#### Work to be completed:
If a line in the entries below includes "default", pick it out and copy it.

#### Saved entries:
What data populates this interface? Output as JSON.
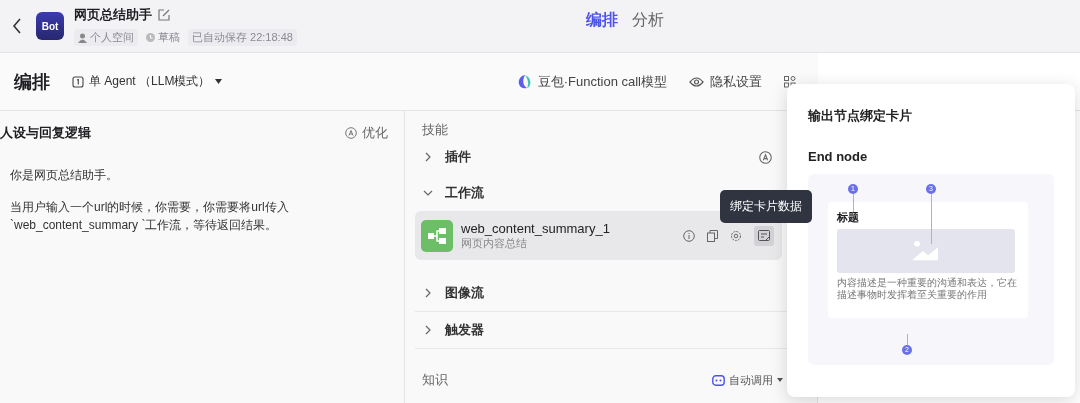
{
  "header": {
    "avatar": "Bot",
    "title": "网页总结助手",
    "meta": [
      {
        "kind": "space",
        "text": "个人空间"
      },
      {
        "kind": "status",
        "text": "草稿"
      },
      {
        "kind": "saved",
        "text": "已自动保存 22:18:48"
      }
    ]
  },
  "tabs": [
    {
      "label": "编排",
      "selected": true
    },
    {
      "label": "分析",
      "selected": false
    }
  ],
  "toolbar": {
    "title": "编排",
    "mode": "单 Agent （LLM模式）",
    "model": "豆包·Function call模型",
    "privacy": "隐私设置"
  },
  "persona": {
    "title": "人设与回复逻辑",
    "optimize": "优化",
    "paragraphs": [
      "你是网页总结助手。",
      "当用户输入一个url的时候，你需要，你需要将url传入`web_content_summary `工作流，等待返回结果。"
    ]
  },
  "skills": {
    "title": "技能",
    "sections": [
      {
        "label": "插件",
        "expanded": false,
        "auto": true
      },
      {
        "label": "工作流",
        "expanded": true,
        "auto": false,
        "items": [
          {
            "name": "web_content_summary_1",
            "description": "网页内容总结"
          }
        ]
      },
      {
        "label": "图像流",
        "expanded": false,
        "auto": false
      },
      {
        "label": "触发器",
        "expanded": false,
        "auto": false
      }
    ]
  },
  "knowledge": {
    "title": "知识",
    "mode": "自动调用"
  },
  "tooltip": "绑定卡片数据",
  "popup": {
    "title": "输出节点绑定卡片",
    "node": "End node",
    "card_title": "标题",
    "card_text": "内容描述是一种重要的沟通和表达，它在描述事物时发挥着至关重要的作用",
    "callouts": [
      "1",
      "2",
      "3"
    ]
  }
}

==

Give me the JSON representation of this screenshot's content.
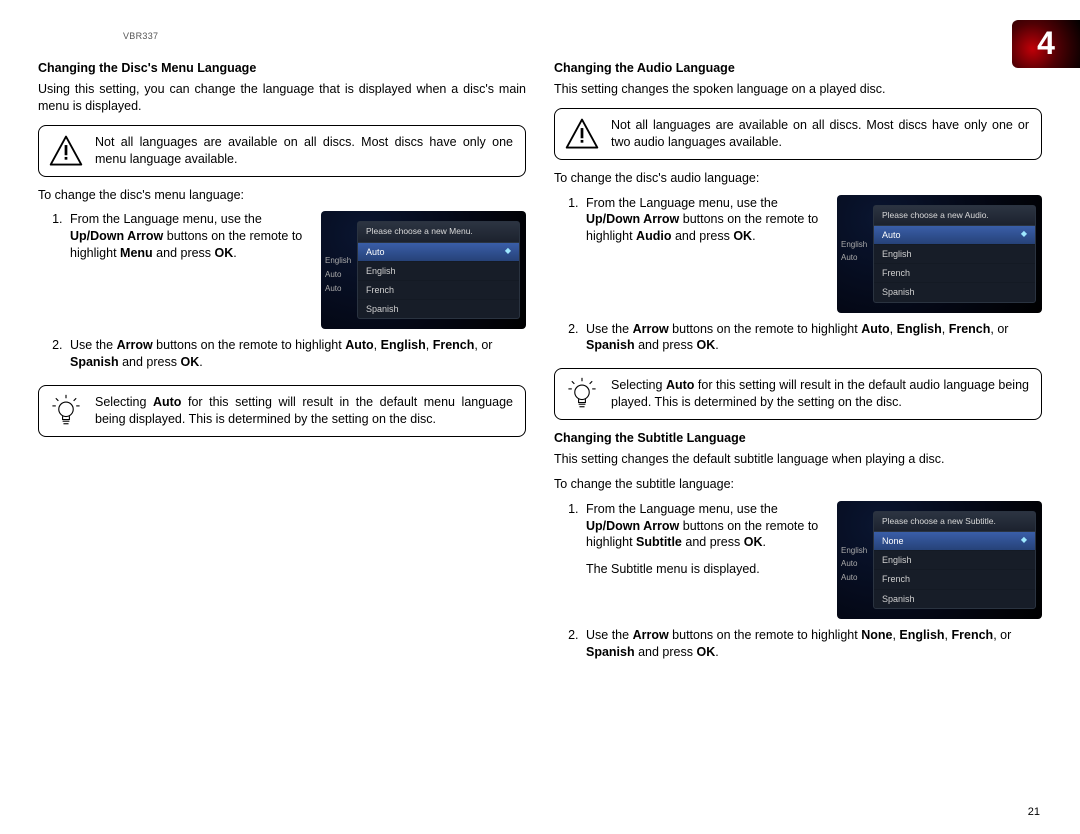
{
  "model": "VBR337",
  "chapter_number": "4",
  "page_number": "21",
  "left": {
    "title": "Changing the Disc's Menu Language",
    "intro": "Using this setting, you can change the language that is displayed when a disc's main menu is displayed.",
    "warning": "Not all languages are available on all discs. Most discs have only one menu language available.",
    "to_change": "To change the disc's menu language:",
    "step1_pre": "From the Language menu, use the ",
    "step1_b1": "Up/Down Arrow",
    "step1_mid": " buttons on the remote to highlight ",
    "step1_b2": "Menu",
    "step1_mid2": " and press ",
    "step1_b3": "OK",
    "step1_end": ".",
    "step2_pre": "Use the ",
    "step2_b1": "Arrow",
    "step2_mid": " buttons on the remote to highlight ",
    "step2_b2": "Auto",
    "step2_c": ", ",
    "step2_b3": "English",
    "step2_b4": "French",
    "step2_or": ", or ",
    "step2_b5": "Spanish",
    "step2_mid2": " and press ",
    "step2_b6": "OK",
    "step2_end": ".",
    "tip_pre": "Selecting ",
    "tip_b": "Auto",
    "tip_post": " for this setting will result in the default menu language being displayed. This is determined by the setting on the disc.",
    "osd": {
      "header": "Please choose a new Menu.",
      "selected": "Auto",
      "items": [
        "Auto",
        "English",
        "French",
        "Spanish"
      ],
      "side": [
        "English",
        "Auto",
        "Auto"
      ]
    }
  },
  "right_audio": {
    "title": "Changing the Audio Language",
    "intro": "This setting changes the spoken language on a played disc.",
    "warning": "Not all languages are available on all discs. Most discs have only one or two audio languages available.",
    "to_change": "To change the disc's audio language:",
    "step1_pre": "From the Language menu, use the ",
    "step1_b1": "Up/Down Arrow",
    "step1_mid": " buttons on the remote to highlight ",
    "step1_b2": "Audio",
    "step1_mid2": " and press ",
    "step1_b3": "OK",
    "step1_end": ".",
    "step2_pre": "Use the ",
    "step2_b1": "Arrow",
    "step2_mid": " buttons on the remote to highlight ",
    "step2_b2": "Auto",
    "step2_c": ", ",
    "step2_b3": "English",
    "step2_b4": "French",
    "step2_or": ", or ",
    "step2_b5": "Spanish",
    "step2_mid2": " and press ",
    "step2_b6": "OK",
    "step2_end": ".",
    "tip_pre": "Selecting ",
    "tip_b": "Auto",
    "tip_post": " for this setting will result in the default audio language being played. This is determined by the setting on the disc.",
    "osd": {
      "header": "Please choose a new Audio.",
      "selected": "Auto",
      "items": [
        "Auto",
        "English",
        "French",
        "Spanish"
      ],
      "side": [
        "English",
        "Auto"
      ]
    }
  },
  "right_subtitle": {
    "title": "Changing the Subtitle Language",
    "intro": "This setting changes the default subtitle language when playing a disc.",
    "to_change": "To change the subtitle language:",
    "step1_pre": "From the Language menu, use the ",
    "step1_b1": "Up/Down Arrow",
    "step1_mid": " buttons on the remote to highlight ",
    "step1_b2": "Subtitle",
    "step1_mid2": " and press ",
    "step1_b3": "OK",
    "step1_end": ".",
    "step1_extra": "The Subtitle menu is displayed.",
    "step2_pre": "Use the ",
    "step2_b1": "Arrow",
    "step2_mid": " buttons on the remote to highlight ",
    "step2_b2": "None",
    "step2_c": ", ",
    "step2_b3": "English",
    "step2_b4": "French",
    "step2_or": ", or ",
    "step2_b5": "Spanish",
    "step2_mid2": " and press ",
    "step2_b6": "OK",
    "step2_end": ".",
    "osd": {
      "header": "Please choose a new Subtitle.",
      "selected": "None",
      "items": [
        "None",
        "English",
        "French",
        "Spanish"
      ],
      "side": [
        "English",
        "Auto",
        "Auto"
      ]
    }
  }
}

#### Output below:
    "tip_post": " for this setting will result in the default menu language being displayed. This is determined by the setting on the disc.",
    "tip_post": " for this setting will result in the default audio language being played. This is determined by the setting on the disc.",
    "intro": "This setting changes the default subtitle language when playing a disc.",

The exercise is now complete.